Excerpts from an interface dataset
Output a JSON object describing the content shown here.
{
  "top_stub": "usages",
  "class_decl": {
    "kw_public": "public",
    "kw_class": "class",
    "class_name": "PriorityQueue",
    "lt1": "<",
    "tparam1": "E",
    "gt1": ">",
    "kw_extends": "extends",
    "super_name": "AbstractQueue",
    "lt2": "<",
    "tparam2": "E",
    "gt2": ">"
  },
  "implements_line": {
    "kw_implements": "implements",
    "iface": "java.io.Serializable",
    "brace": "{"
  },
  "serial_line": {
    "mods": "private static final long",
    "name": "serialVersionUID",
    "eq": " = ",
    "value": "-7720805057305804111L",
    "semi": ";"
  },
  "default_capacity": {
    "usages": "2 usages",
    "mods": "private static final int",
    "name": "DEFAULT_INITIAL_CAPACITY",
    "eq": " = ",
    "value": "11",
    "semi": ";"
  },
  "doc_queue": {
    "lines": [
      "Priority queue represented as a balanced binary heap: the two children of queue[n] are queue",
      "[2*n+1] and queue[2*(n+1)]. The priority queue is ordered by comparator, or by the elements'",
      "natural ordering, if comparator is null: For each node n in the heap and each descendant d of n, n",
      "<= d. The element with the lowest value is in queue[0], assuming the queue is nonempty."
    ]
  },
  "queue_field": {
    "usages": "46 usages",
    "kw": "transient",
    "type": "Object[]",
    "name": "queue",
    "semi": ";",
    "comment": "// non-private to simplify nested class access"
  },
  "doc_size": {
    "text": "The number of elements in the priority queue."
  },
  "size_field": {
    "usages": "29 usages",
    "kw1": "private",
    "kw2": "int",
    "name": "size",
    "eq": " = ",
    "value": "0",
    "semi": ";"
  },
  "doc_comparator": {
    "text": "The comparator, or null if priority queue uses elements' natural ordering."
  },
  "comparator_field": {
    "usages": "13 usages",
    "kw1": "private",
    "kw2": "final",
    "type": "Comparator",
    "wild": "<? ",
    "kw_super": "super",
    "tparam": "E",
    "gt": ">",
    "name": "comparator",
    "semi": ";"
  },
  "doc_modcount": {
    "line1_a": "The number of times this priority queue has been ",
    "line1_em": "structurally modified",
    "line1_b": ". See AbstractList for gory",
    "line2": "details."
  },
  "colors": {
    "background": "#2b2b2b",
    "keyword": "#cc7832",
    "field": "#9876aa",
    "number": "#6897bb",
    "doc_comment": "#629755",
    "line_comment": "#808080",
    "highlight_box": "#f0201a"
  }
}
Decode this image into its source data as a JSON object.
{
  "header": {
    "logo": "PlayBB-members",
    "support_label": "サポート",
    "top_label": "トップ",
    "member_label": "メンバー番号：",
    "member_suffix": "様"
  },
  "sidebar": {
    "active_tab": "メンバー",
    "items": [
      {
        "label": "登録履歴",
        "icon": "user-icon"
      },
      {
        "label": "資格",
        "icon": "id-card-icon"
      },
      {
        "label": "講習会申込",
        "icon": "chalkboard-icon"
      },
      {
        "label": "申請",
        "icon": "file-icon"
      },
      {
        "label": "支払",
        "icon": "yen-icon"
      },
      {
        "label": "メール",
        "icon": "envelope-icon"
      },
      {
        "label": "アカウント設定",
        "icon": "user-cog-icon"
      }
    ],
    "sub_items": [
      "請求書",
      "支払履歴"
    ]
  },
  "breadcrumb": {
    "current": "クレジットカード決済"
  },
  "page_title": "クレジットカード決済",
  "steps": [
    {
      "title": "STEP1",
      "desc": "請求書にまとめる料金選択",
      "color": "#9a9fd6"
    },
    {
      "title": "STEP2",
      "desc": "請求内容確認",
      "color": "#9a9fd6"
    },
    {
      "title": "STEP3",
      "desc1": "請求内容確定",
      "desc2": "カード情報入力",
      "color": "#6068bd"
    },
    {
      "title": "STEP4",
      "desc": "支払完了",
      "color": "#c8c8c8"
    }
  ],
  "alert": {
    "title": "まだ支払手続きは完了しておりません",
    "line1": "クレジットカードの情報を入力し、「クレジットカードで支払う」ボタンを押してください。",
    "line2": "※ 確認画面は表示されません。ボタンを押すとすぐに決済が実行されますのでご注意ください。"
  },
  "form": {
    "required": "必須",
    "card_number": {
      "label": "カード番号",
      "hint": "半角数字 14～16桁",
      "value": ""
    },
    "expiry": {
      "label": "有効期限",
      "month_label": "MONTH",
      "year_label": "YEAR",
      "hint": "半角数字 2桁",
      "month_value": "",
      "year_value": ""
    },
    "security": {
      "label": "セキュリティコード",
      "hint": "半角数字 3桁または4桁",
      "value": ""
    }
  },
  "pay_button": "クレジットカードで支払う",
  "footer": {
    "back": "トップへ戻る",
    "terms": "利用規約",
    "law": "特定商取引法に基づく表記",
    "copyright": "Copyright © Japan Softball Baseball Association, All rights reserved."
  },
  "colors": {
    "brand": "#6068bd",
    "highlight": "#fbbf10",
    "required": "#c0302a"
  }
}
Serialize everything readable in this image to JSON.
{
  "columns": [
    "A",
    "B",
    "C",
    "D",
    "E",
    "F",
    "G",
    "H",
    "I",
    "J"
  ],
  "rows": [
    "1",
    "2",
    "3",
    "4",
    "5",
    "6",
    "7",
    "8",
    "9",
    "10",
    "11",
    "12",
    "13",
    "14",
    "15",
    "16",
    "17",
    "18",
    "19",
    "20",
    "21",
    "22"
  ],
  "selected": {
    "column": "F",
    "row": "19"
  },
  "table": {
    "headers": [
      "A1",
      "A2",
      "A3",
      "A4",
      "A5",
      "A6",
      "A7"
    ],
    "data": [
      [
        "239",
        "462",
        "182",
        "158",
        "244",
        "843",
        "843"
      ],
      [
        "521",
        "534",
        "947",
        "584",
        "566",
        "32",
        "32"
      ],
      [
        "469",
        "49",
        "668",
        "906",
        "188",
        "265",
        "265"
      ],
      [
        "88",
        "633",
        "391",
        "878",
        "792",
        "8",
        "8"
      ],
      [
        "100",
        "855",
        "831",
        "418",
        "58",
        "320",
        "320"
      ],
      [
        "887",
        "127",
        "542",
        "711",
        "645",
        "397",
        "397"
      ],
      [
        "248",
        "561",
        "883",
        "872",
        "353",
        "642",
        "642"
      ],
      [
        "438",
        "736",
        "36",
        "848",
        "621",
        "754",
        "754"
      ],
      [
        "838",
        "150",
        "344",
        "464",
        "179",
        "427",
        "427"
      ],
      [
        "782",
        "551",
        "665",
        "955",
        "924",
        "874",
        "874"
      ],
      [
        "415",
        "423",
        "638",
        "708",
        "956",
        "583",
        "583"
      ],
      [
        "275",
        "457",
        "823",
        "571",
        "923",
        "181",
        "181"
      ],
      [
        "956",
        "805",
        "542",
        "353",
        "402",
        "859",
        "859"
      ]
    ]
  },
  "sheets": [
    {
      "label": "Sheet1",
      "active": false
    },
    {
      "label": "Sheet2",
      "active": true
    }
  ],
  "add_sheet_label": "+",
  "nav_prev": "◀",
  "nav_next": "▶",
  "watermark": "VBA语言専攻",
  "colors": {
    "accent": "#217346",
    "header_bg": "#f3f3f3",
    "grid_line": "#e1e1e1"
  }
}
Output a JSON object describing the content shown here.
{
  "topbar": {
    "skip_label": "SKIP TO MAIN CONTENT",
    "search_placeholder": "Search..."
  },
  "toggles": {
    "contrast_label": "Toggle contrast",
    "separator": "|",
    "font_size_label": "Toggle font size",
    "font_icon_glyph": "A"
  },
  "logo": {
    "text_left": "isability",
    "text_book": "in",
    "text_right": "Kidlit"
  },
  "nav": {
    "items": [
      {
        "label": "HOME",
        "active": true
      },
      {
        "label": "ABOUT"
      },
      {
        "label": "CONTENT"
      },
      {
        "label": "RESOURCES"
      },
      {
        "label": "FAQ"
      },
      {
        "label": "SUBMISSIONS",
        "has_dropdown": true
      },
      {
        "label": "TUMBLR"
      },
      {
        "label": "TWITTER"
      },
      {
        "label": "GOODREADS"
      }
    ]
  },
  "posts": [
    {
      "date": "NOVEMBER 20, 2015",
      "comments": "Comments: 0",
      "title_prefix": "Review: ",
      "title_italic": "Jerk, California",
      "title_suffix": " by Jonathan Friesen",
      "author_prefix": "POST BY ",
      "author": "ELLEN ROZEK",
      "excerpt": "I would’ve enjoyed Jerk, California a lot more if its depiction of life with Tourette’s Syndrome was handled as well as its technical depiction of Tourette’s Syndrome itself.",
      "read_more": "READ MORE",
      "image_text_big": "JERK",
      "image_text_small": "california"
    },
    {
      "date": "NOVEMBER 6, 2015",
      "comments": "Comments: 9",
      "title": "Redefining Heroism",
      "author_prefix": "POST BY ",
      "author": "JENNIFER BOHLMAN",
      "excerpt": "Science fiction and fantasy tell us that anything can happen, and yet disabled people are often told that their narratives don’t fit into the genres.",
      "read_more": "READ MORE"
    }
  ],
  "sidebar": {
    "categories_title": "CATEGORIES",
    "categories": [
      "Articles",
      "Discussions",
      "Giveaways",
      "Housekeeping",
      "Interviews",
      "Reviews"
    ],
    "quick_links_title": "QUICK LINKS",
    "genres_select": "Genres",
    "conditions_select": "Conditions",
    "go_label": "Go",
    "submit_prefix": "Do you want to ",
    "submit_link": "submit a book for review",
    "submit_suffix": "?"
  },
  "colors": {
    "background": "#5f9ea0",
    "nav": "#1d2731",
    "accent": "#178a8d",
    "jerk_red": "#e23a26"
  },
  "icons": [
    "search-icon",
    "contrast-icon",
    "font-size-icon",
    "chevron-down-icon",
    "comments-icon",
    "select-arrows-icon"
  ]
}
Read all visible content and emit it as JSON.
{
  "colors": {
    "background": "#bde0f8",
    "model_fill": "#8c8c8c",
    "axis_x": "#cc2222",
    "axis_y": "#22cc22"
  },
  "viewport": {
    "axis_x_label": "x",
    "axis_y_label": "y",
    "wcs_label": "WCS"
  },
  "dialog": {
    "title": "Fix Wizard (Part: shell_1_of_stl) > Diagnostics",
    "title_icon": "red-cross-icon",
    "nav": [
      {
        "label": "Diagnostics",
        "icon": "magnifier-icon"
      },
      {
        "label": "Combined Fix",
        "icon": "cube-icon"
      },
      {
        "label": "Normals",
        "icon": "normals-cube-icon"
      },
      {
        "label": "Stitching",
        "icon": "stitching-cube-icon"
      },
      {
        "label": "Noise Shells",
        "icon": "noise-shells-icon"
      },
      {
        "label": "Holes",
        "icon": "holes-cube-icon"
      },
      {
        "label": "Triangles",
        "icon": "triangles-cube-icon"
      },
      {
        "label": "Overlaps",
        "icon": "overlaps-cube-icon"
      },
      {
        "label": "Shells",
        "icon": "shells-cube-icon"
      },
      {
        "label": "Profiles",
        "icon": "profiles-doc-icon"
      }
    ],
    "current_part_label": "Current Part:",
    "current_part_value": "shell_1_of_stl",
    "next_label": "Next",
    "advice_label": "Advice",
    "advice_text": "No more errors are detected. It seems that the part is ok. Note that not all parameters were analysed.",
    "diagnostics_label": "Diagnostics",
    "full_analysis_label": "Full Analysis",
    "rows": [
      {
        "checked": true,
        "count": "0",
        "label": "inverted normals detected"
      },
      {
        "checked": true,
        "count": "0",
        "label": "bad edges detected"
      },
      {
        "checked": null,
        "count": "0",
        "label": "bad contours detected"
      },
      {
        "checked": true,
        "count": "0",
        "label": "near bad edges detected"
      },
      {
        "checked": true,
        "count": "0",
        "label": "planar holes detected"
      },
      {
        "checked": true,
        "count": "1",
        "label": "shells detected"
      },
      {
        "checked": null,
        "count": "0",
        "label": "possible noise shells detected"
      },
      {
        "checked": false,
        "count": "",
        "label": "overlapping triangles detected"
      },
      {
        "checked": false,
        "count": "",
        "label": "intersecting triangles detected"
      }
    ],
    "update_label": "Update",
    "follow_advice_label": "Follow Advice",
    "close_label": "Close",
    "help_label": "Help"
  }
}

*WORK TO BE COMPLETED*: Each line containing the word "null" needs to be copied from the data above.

*ANSWER FOR THE TASK*:
      "natural ordering, if comparator is null: For each node n in the heap and each descendant d of n, n",
    "text": "The comparator, or null if priority queue uses elements' natural ordering."
        "checked": null,
        "checked": null,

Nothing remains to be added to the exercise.